> What to produce
Every record is to be printed exactly as written; pictures are to be omitted.

> Data section

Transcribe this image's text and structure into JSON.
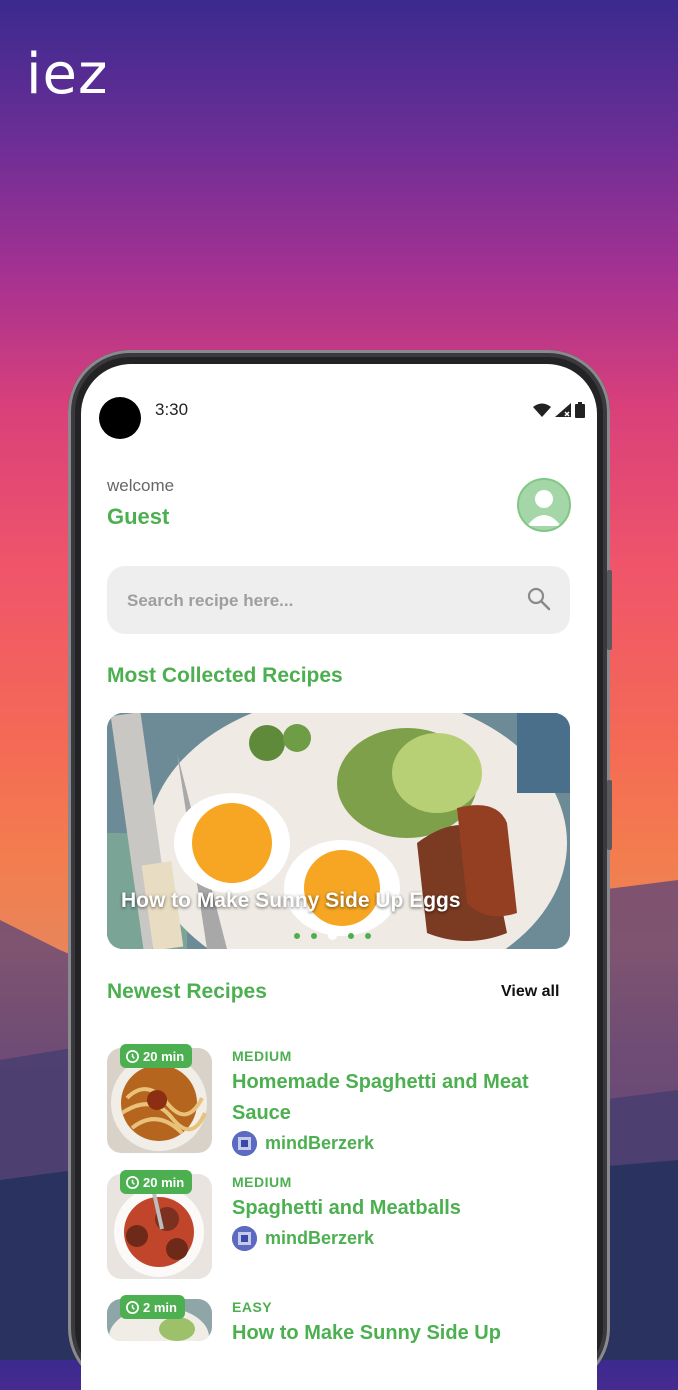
{
  "logo": {
    "text": "iez"
  },
  "status_bar": {
    "time": "3:30"
  },
  "header": {
    "welcome": "welcome",
    "username": "Guest"
  },
  "search": {
    "placeholder": "Search recipe here..."
  },
  "most_collected": {
    "title": "Most Collected Recipes",
    "slide_title": "How to Make Sunny Side Up Eggs",
    "active_slide": 3,
    "slide_count": 5
  },
  "newest": {
    "title": "Newest Recipes",
    "view_all": "View all",
    "recipes": [
      {
        "time": "20 min",
        "difficulty": "MEDIUM",
        "title": "Homemade Spaghetti and Meat Sauce",
        "author": "mindBerzerk"
      },
      {
        "time": "20 min",
        "difficulty": "MEDIUM",
        "title": "Spaghetti and Meatballs",
        "author": "mindBerzerk"
      },
      {
        "time": "2 min",
        "difficulty": "EASY",
        "title": "How to Make Sunny Side Up",
        "author": ""
      }
    ]
  },
  "colors": {
    "accent": "#4caf50",
    "search_bg": "#eeeeee"
  }
}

> The answer
Transcribe this image's text and structure into JSON.
{
  "logo": {
    "text": "iez"
  },
  "status_bar": {
    "time": "3:30"
  },
  "header": {
    "welcome": "welcome",
    "username": "Guest"
  },
  "search": {
    "placeholder": "Search recipe here..."
  },
  "most_collected": {
    "title": "Most Collected Recipes",
    "slide_title": "How to Make Sunny Side Up Eggs",
    "active_slide": 3,
    "slide_count": 5
  },
  "newest": {
    "title": "Newest Recipes",
    "view_all": "View all",
    "recipes": [
      {
        "time": "20 min",
        "difficulty": "MEDIUM",
        "title": "Homemade Spaghetti and Meat Sauce",
        "author": "mindBerzerk"
      },
      {
        "time": "20 min",
        "difficulty": "MEDIUM",
        "title": "Spaghetti and Meatballs",
        "author": "mindBerzerk"
      },
      {
        "time": "2 min",
        "difficulty": "EASY",
        "title": "How to Make Sunny Side Up",
        "author": ""
      }
    ]
  },
  "colors": {
    "accent": "#4caf50",
    "search_bg": "#eeeeee"
  }
}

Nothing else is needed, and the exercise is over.